One of the things I tell my horse whenever she gets a little ancy is "Don't worry - I won't let anything hurt you." I know she doesn't understand the words I'm saying but it helps me stay in the mindset of "I need to be the strong one and make sure she knows I will protect her," and that energy is translated to her as safety. I have definitely noticed that horses will change their demeanor around me when I'm feeling anxious about whether or not I can control them. They are a lot like little kids. If I keep an attitude of firm, consistent authority then I seem to do better with dogs, kids and horses. If I start thinking, "What if this horse decides to bolt and I can't control him?" or "what if this big dog suddenly attacks me" or "what if this group of kids just decides to go ballistic?" then things start to fall apart. But if I stay in the attitude "I am the alpha. I am in charge," things go better.
I think about this stuff a lot because it seems like it's "energy" the horse is picking up on, but it's not. It's subtle cues that I don't even know I'm doing, like how I stand, how I hold myself, how I move. And since it would be too hard for me to intellectually keep telling myself, "Stand up straight, lean back slightly, move slowly and deliberately" I've found I will naturally do it if I just convince myself, "I am in charge. This horse needs a strong, gentle person to take the lead and I will do that and everything will be fine."
I tried to explain that to one of the teenagers at the stable when we were going out to the pasture to bring in a couple of the horses for the evening. She was saying how scared she was of some of the horses and I was tired and hungry and couldn't explain it very well at the time. But I will try again. When I walk into a pasture to get a horse and bring him in, if I think "the horse will come to me and will be calm and easy on the way in," that seems to happen. If I think, "I'm scared that this horse is unpredictable and I can just see him spooking and rearing and breaking away from me and he'll run off and I'll get in trouble," things go badly. And if I keep the first attitude that the horse will be calm and I will be calm and in control, even if the horse spooks, it de-escalates a lot faster and becomes a non-issue. Because even with the best intentions of the rider, horses do spook, but if the person stays calm, the horse quickly realizes that they can calm down too.
So, I can kind of see how positive attitude can really work.

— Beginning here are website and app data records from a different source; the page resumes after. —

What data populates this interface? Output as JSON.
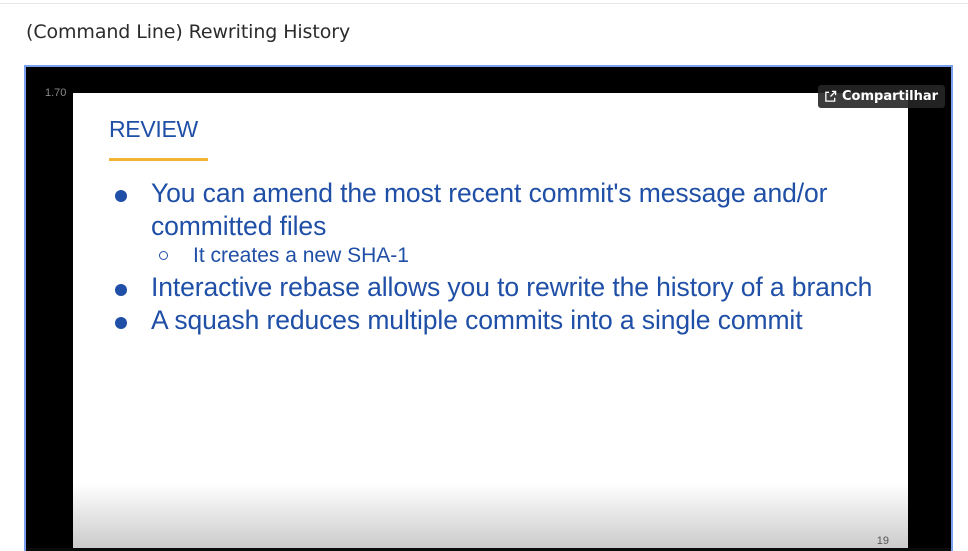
{
  "page": {
    "title": "(Command Line) Rewriting History"
  },
  "player": {
    "playback_rate": "1.70",
    "share_label": "Compartilhar",
    "share_icon": "share-external-icon"
  },
  "slide": {
    "heading": "REVIEW",
    "accent_color": "#f2b431",
    "text_color": "#1f4fa6",
    "bullets": [
      {
        "text": "You can amend the most recent commit's message and/or committed files"
      },
      {
        "text": "Interactive rebase allows you to rewrite the history of a branch"
      },
      {
        "text": "A squash reduces multiple commits into a single commit"
      }
    ],
    "sub_bullets": [
      {
        "text": "It creates a new SHA-1"
      }
    ],
    "number": "19"
  }
}
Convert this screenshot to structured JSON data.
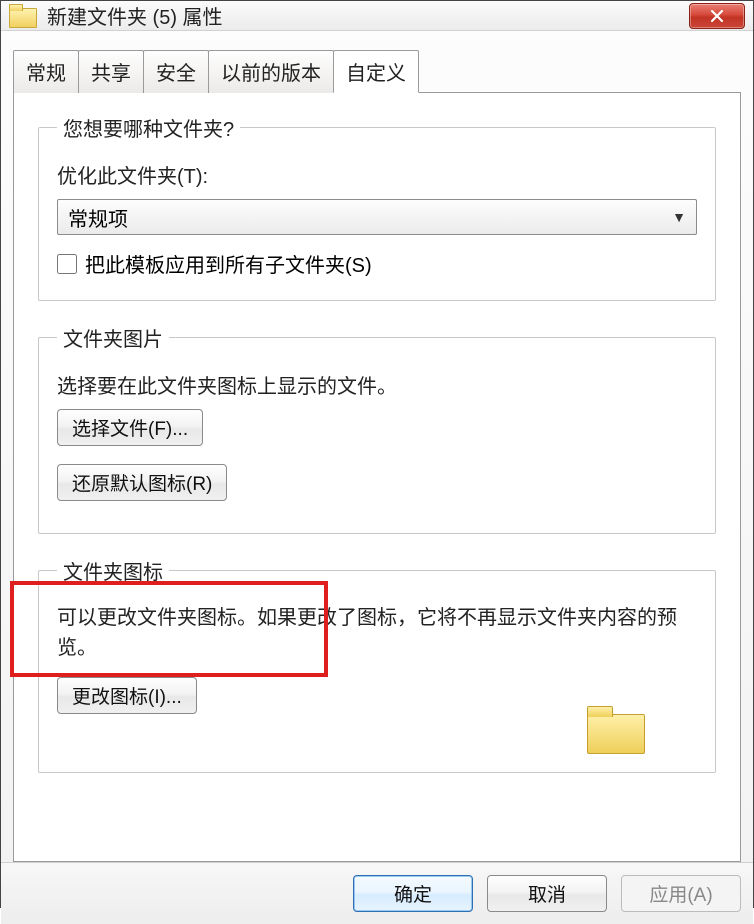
{
  "window": {
    "title": "新建文件夹 (5) 属性"
  },
  "tabs": [
    {
      "label": "常规"
    },
    {
      "label": "共享"
    },
    {
      "label": "安全"
    },
    {
      "label": "以前的版本"
    },
    {
      "label": "自定义"
    }
  ],
  "group1": {
    "legend": "您想要哪种文件夹?",
    "optimize_label": "优化此文件夹(T):",
    "dropdown_value": "常规项",
    "checkbox_label": "把此模板应用到所有子文件夹(S)"
  },
  "group2": {
    "legend": "文件夹图片",
    "desc": "选择要在此文件夹图标上显示的文件。",
    "choose_btn": "选择文件(F)...",
    "restore_btn": "还原默认图标(R)"
  },
  "group3": {
    "legend": "文件夹图标",
    "desc": "可以更改文件夹图标。如果更改了图标，它将不再显示文件夹内容的预览。",
    "change_btn": "更改图标(I)..."
  },
  "buttons": {
    "ok": "确定",
    "cancel": "取消",
    "apply": "应用(A)"
  }
}
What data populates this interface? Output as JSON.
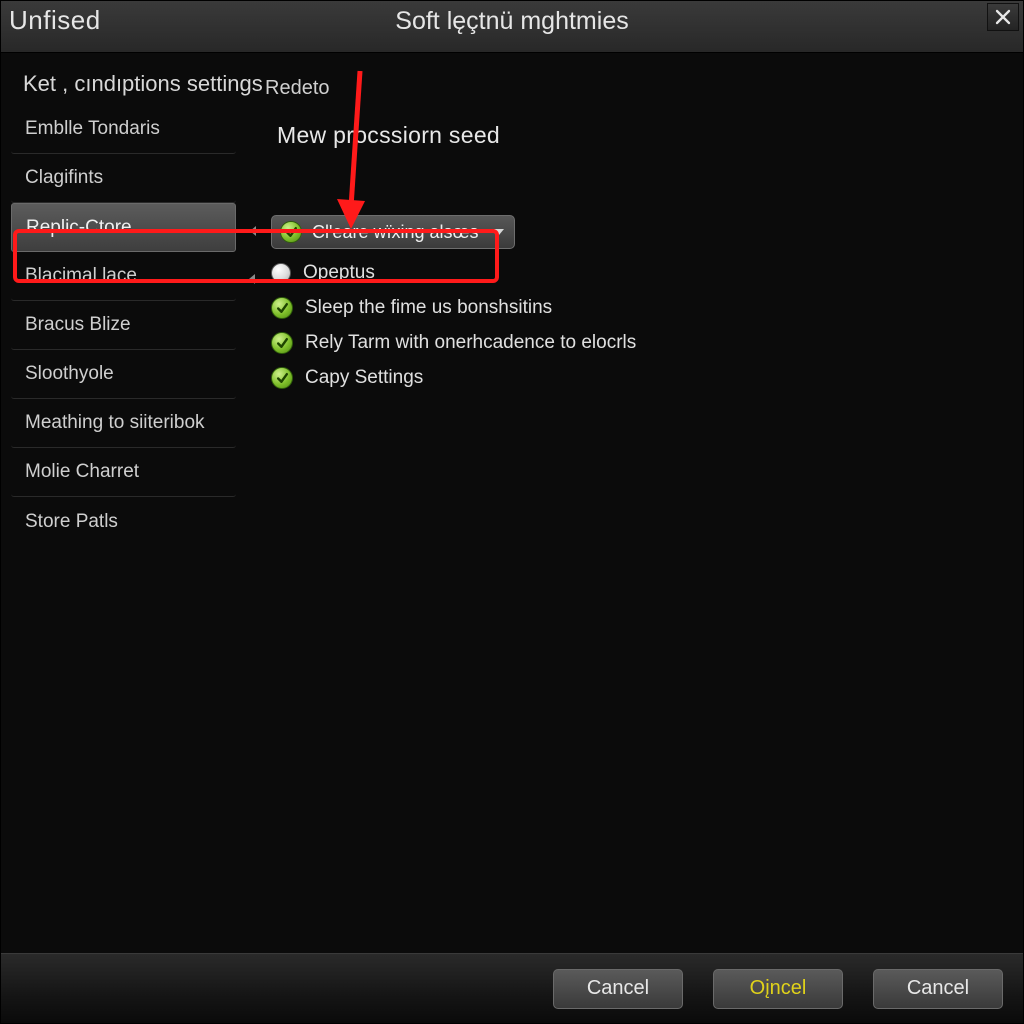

Not in a magical way like new-agers like to say, but in a way in which intentions actually do somewhat control the outcome. At least where horses are involved.